▶ _Activity_:
The pictures must be left out, while the rest of the data is copied exactly.

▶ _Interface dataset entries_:
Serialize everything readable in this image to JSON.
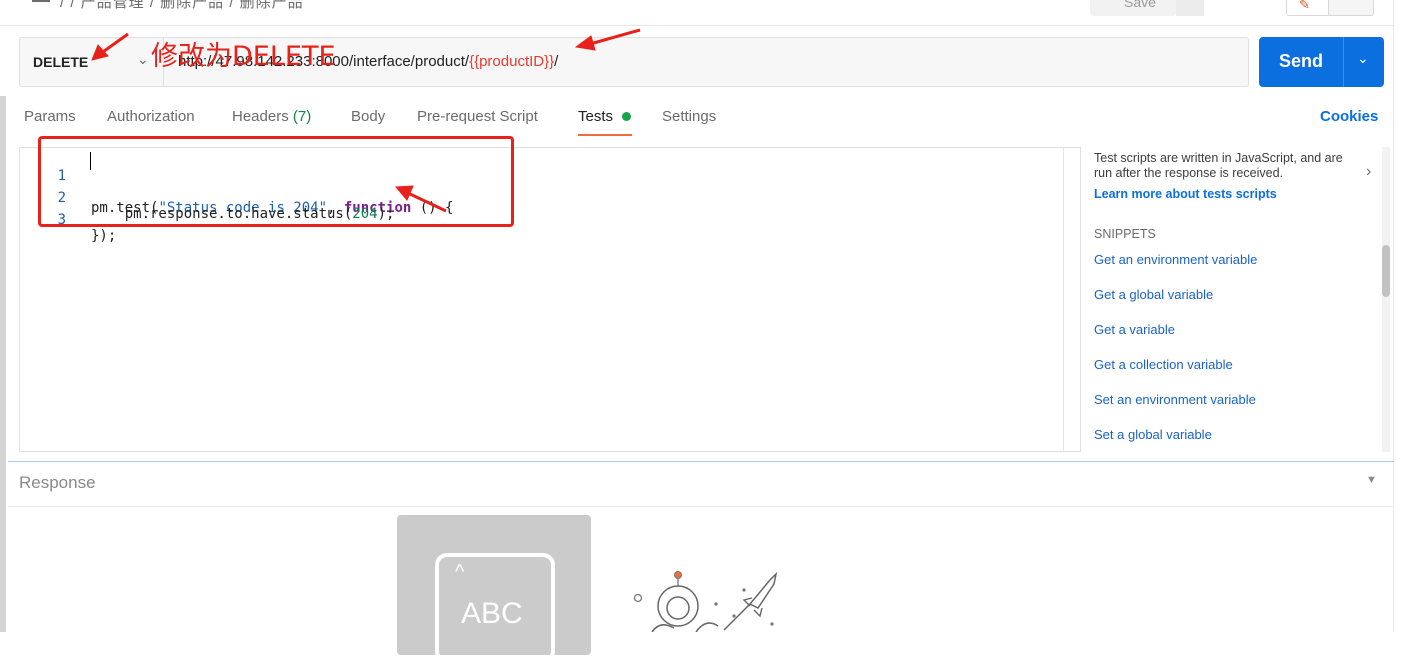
{
  "topbar": {
    "breadcrumb": "/ / 产品管理 / 删除产品 / 删除产品",
    "save_label": "Save"
  },
  "request": {
    "method": "DELETE",
    "url_prefix": "http://47.98.142.233:8000/interface/product/",
    "url_variable": "{{productID}}",
    "url_suffix": "/",
    "send_label": "Send"
  },
  "tabs": [
    {
      "label": "Params"
    },
    {
      "label": "Authorization"
    },
    {
      "label": "Headers",
      "count": "(7)"
    },
    {
      "label": "Body"
    },
    {
      "label": "Pre-request Script"
    },
    {
      "label": "Tests",
      "active": true
    },
    {
      "label": "Settings"
    }
  ],
  "cookies_label": "Cookies",
  "editor": {
    "lines": [
      {
        "n": "1",
        "t1": "pm.test(",
        "s": "\"Status code is 204\"",
        "t2": ", ",
        "kw": "function",
        "t3": " () {"
      },
      {
        "n": "2",
        "t1": "    pm.response.to.have.status(",
        "num": "204",
        "t2": ");"
      },
      {
        "n": "3",
        "t1": "});"
      }
    ]
  },
  "side": {
    "description": "Test scripts are written in JavaScript, and are run after the response is received.",
    "learn_more": "Learn more about tests scripts",
    "snippets_heading": "SNIPPETS",
    "snippets": [
      "Get an environment variable",
      "Get a global variable",
      "Get a variable",
      "Get a collection variable",
      "Set an environment variable",
      "Set a global variable"
    ]
  },
  "response": {
    "title": "Response",
    "illustration_text": "ABC"
  },
  "annotation": {
    "text": "修改为DELETE",
    "color": "#e8221a"
  },
  "colors": {
    "send": "#0b6fe0",
    "active_tab_underline": "#f26b3a",
    "tests_dot": "#15a54a"
  }
}
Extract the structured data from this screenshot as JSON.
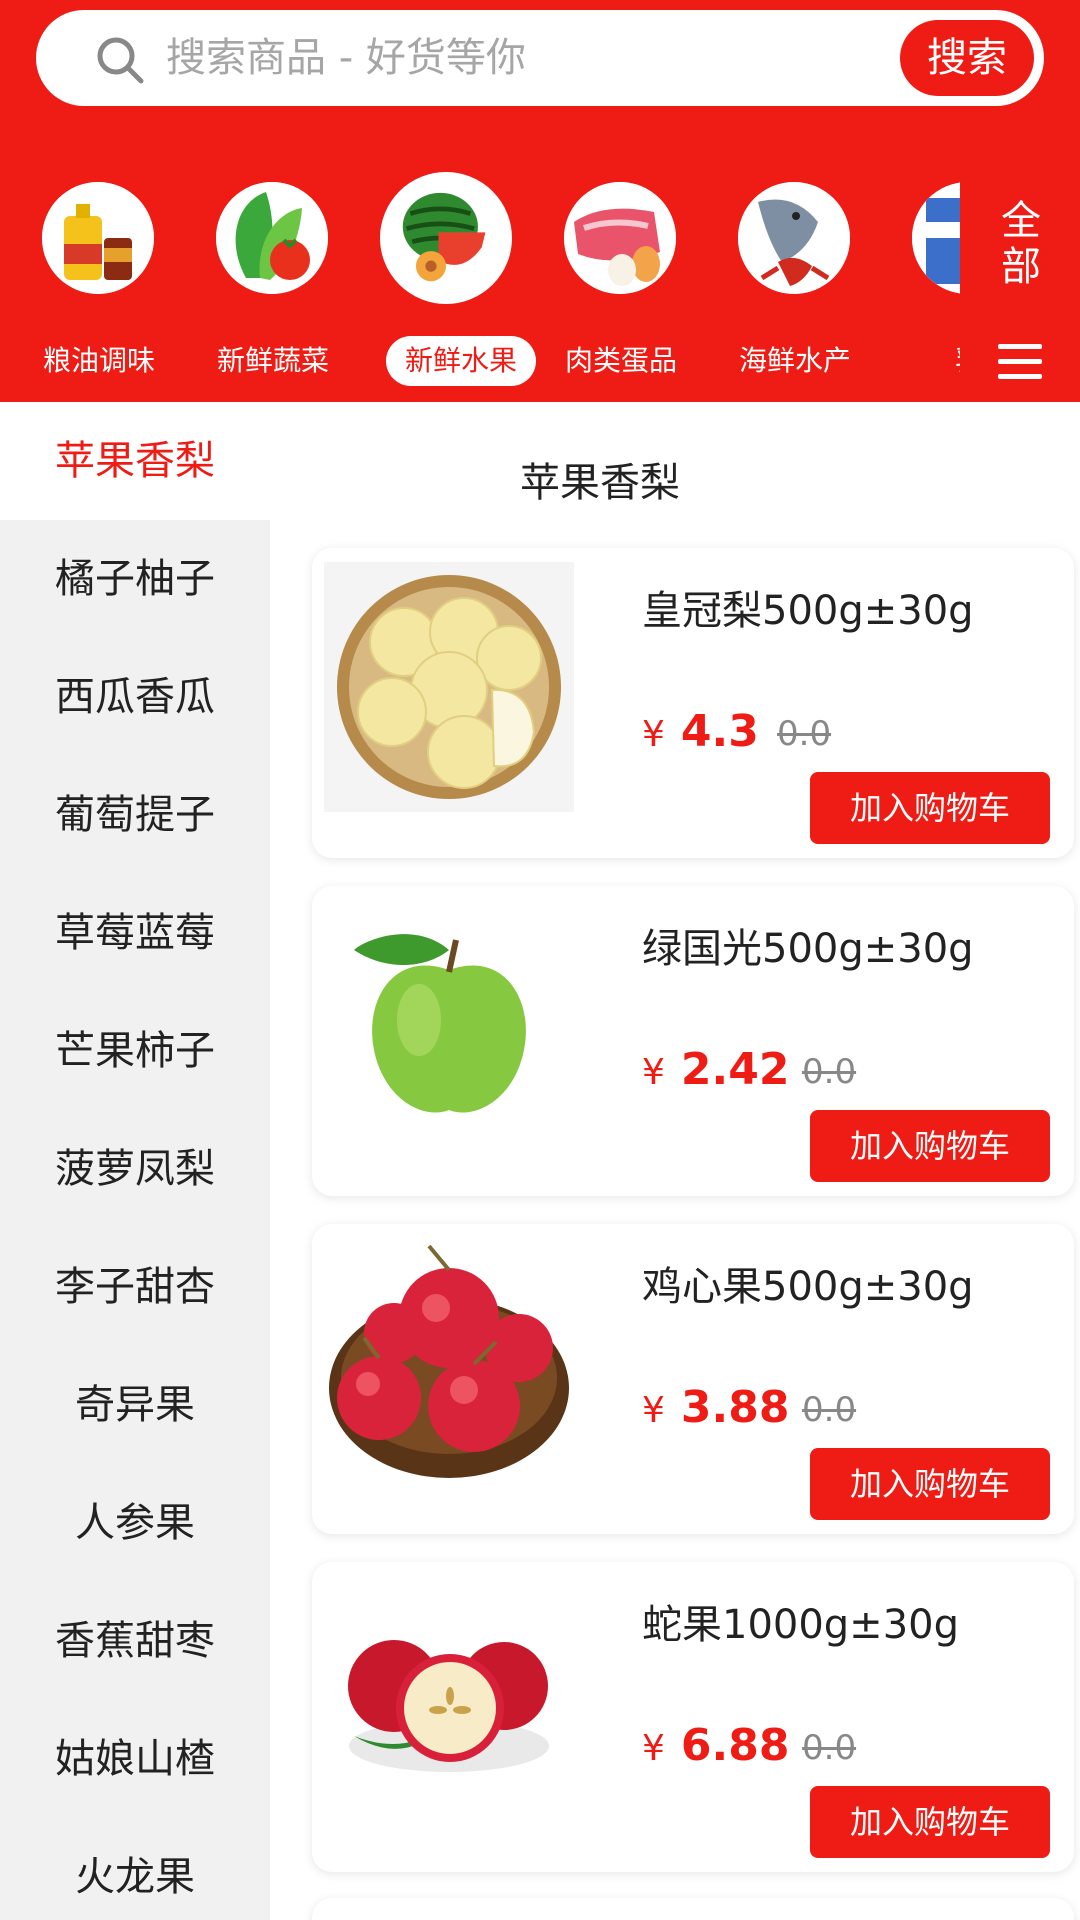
{
  "search": {
    "placeholder": "搜索商品 - 好货等你",
    "button_label": "搜索"
  },
  "categories": [
    {
      "label": "粮油调味",
      "icon": "oil-product-icon",
      "active": false
    },
    {
      "label": "新鲜蔬菜",
      "icon": "vegetable-icon",
      "active": false
    },
    {
      "label": "新鲜水果",
      "icon": "watermelon-icon",
      "active": true
    },
    {
      "label": "肉类蛋品",
      "icon": "meat-egg-icon",
      "active": false
    },
    {
      "label": "海鲜水产",
      "icon": "seafood-icon",
      "active": false
    },
    {
      "label": "乳",
      "icon": "dairy-icon",
      "active": false
    }
  ],
  "all_categories_label": "全部",
  "sidebar": {
    "items": [
      {
        "label": "苹果香梨",
        "active": true
      },
      {
        "label": "橘子柚子"
      },
      {
        "label": "西瓜香瓜"
      },
      {
        "label": "葡萄提子"
      },
      {
        "label": "草莓蓝莓"
      },
      {
        "label": "芒果柿子"
      },
      {
        "label": "菠萝凤梨"
      },
      {
        "label": "李子甜杏"
      },
      {
        "label": "奇异果"
      },
      {
        "label": "人参果"
      },
      {
        "label": "香蕉甜枣"
      },
      {
        "label": "姑娘山楂"
      },
      {
        "label": "火龙果"
      }
    ]
  },
  "section_title": "苹果香梨",
  "products": [
    {
      "name": "皇冠梨500g±30g",
      "currency": "¥",
      "price": "4.3",
      "original_price": "0.0",
      "cart_label": "加入购物车",
      "image": "pear-basket-image"
    },
    {
      "name": "绿国光500g±30g",
      "currency": "¥",
      "price": "2.42",
      "original_price": "0.0",
      "cart_label": "加入购物车",
      "image": "green-apple-image"
    },
    {
      "name": "鸡心果500g±30g",
      "currency": "¥",
      "price": "3.88",
      "original_price": "0.0",
      "cart_label": "加入购物车",
      "image": "red-apples-bowl-image"
    },
    {
      "name": "蛇果1000g±30g",
      "currency": "¥",
      "price": "6.88",
      "original_price": "0.0",
      "cart_label": "加入购物车",
      "image": "red-delicious-apple-image"
    }
  ],
  "colors": {
    "brand_red": "#ee1c14",
    "sidebar_bg": "#f1f1f1",
    "old_price_gray": "#888888"
  }
}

▶ _Response to this exercise_:
Serialize everything readable in this image to JSON.
{
  "topbar": {
    "breadcrumb": "/ / 产品管理 / 删除产品 / 删除产品",
    "save_label": "Save"
  },
  "request": {
    "method": "DELETE",
    "url_prefix": "http://47.98.142.233:8000/interface/product/",
    "url_variable": "{{productID}}",
    "url_suffix": "/",
    "send_label": "Send"
  },
  "tabs": [
    {
      "label": "Params"
    },
    {
      "label": "Authorization"
    },
    {
      "label": "Headers",
      "count": "(7)"
    },
    {
      "label": "Body"
    },
    {
      "label": "Pre-request Script"
    },
    {
      "label": "Tests",
      "active": true
    },
    {
      "label": "Settings"
    }
  ],
  "cookies_label": "Cookies",
  "editor": {
    "lines": [
      {
        "n": "1",
        "t1": "pm.test(",
        "s": "\"Status code is 204\"",
        "t2": ", ",
        "kw": "function",
        "t3": " () {"
      },
      {
        "n": "2",
        "t1": "    pm.response.to.have.status(",
        "num": "204",
        "t2": ");"
      },
      {
        "n": "3",
        "t1": "});"
      }
    ]
  },
  "side": {
    "description": "Test scripts are written in JavaScript, and are run after the response is received.",
    "learn_more": "Learn more about tests scripts",
    "snippets_heading": "SNIPPETS",
    "snippets": [
      "Get an environment variable",
      "Get a global variable",
      "Get a variable",
      "Get a collection variable",
      "Set an environment variable",
      "Set a global variable"
    ]
  },
  "response": {
    "title": "Response",
    "illustration_text": "ABC"
  },
  "annotation": {
    "text": "修改为DELETE",
    "color": "#e8221a"
  },
  "colors": {
    "send": "#0b6fe0",
    "active_tab_underline": "#f26b3a",
    "tests_dot": "#15a54a"
  }
}
Extract the structured data from this screenshot as JSON.
{
  "search": {
    "placeholder": "搜索商品 - 好货等你",
    "button_label": "搜索"
  },
  "categories": [
    {
      "label": "粮油调味",
      "icon": "oil-product-icon",
      "active": false
    },
    {
      "label": "新鲜蔬菜",
      "icon": "vegetable-icon",
      "active": false
    },
    {
      "label": "新鲜水果",
      "icon": "watermelon-icon",
      "active": true
    },
    {
      "label": "肉类蛋品",
      "icon": "meat-egg-icon",
      "active": false
    },
    {
      "label": "海鲜水产",
      "icon": "seafood-icon",
      "active": false
    },
    {
      "label": "乳",
      "icon": "dairy-icon",
      "active": false
    }
  ],
  "all_categories_label": "全部",
  "sidebar": {
    "items": [
      {
        "label": "苹果香梨",
        "active": true
      },
      {
        "label": "橘子柚子"
      },
      {
        "label": "西瓜香瓜"
      },
      {
        "label": "葡萄提子"
      },
      {
        "label": "草莓蓝莓"
      },
      {
        "label": "芒果柿子"
      },
      {
        "label": "菠萝凤梨"
      },
      {
        "label": "李子甜杏"
      },
      {
        "label": "奇异果"
      },
      {
        "label": "人参果"
      },
      {
        "label": "香蕉甜枣"
      },
      {
        "label": "姑娘山楂"
      },
      {
        "label": "火龙果"
      }
    ]
  },
  "section_title": "苹果香梨",
  "products": [
    {
      "name": "皇冠梨500g±30g",
      "currency": "¥",
      "price": "4.3",
      "original_price": "0.0",
      "cart_label": "加入购物车",
      "image": "pear-basket-image"
    },
    {
      "name": "绿国光500g±30g",
      "currency": "¥",
      "price": "2.42",
      "original_price": "0.0",
      "cart_label": "加入购物车",
      "image": "green-apple-image"
    },
    {
      "name": "鸡心果500g±30g",
      "currency": "¥",
      "price": "3.88",
      "original_price": "0.0",
      "cart_label": "加入购物车",
      "image": "red-apples-bowl-image"
    },
    {
      "name": "蛇果1000g±30g",
      "currency": "¥",
      "price": "6.88",
      "original_price": "0.0",
      "cart_label": "加入购物车",
      "image": "red-delicious-apple-image"
    }
  ],
  "colors": {
    "brand_red": "#ee1c14",
    "sidebar_bg": "#f1f1f1",
    "old_price_gray": "#888888"
  }
}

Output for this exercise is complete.